→ Work task
Show every line in the material below in which the string "chưa" appears.

→ Supplied information
[Start of section]

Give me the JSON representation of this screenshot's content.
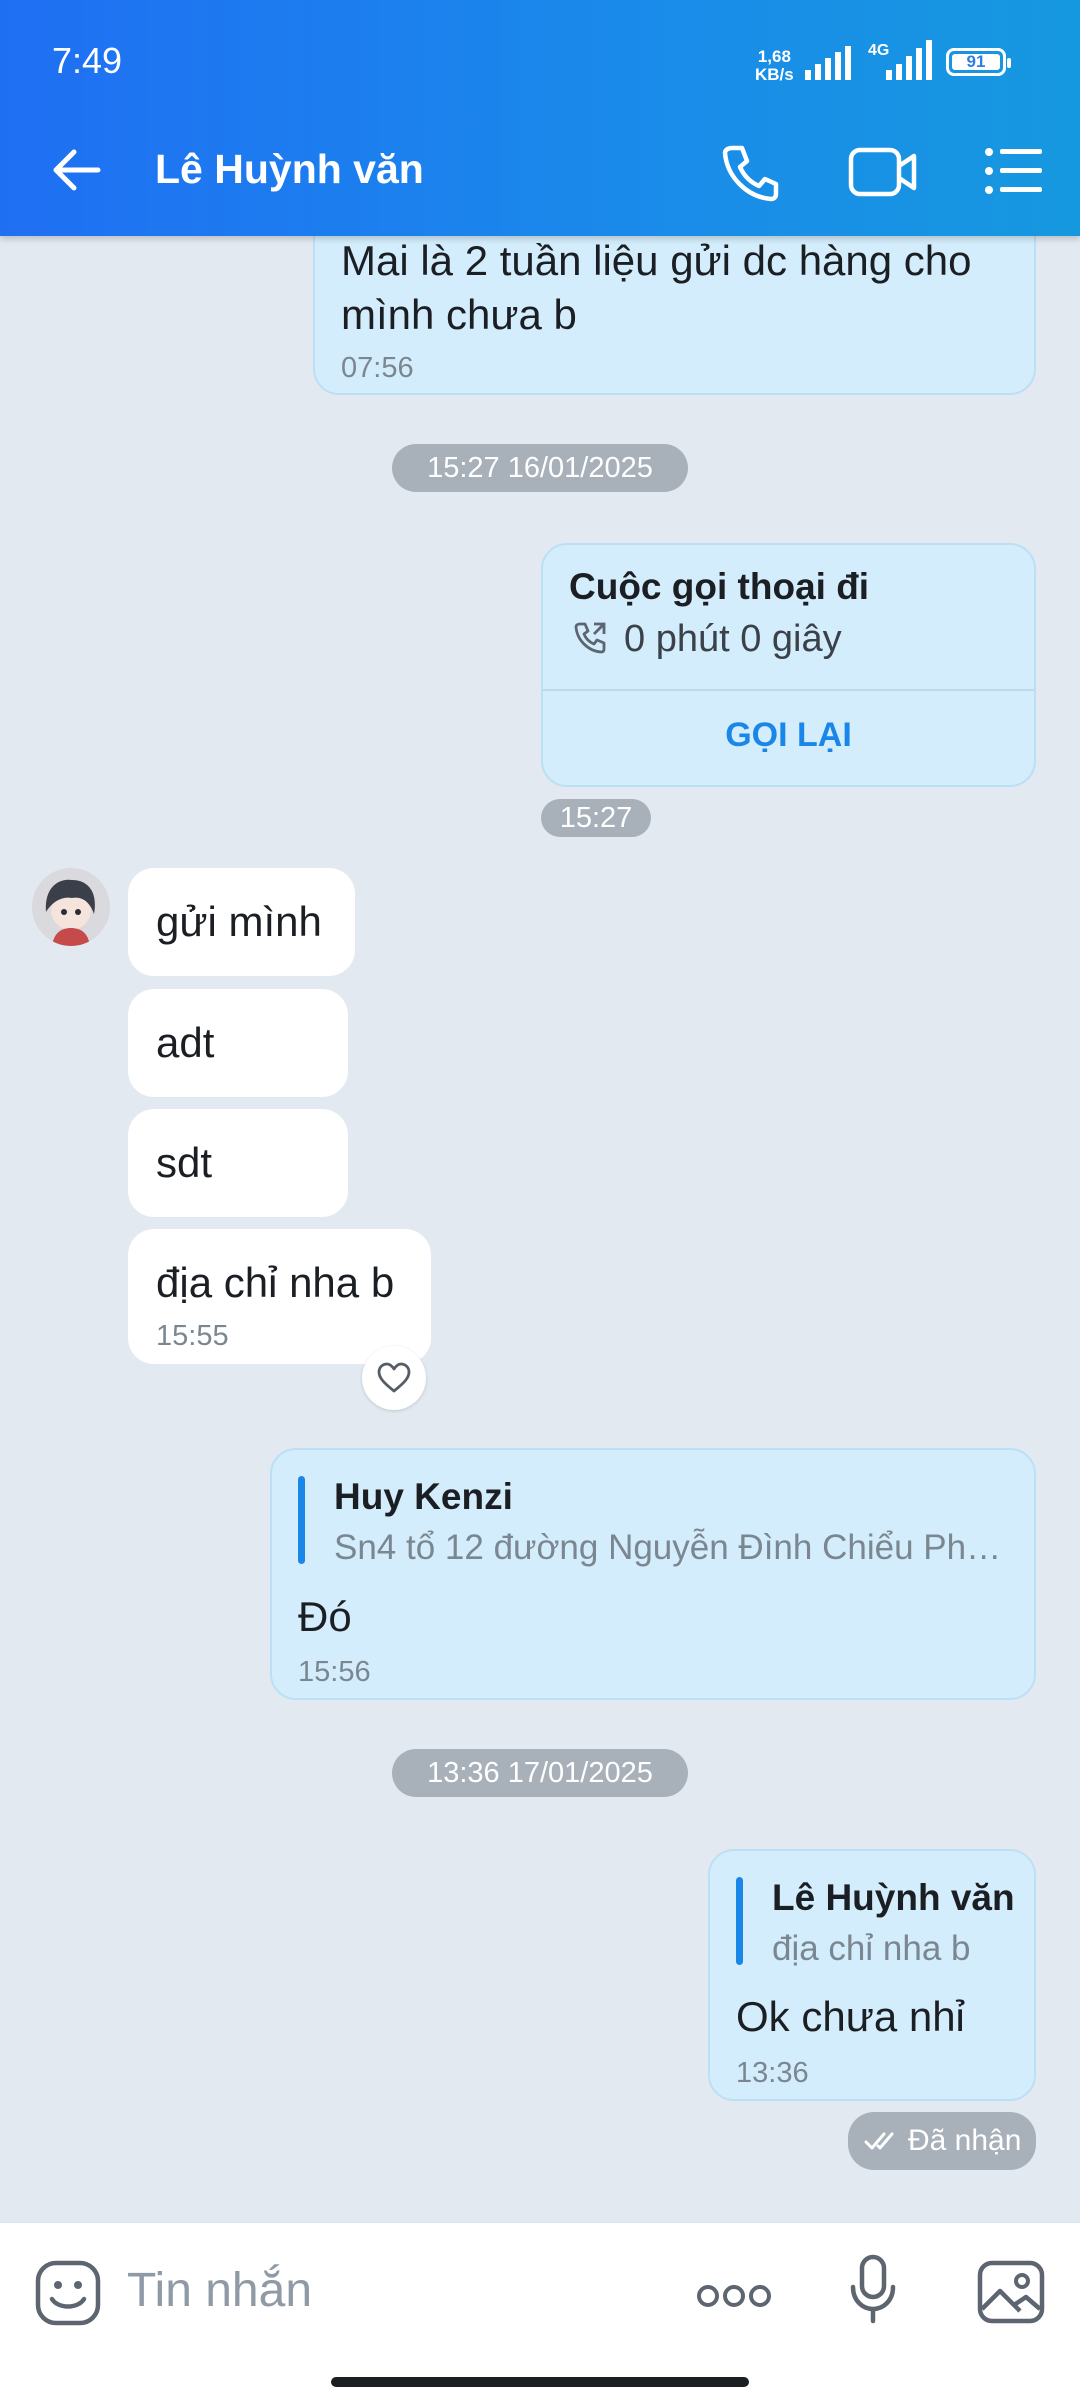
{
  "status_bar": {
    "time": "7:49",
    "net_speed_value": "1,68",
    "net_speed_unit": "KB/s",
    "network_type": "4G",
    "battery": "91"
  },
  "header": {
    "contact_name": "Lê Huỳnh văn"
  },
  "messages": {
    "m1": {
      "text_line1": "Mai là 2 tuần liệu gửi dc hàng cho",
      "text_line2": "mình chưa b",
      "time": "07:56"
    },
    "sep1": "15:27 16/01/2025",
    "call": {
      "title": "Cuộc gọi thoại đi",
      "duration": "0 phút 0 giây",
      "action": "GỌI LẠI",
      "time": "15:27"
    },
    "in1": "gửi mình",
    "in2": "adt",
    "in3": "sdt",
    "in4": {
      "text": "địa chỉ nha b",
      "time": "15:55"
    },
    "reply1": {
      "quoted_name": "Huy Kenzi",
      "quoted_text": "Sn4 tổ 12 đường Nguyễn Đình Chiểu Pha...",
      "text": "Đó",
      "time": "15:56"
    },
    "sep2": "13:36 17/01/2025",
    "reply2": {
      "quoted_name": "Lê Huỳnh văn",
      "quoted_text": "địa chỉ nha b",
      "text": "Ok chưa nhỉ",
      "time": "13:36"
    },
    "delivered": "Đã nhận"
  },
  "input": {
    "placeholder": "Tin nhắn"
  },
  "colors": {
    "header": "#1f6ff3",
    "background": "#e2e9f1",
    "bubble_out": "#d4edfc",
    "accent": "#1a86e8"
  }
}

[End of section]

→ Task output
      "text_line2": "mình chưa b",
      "text": "Ok chưa nhỉ",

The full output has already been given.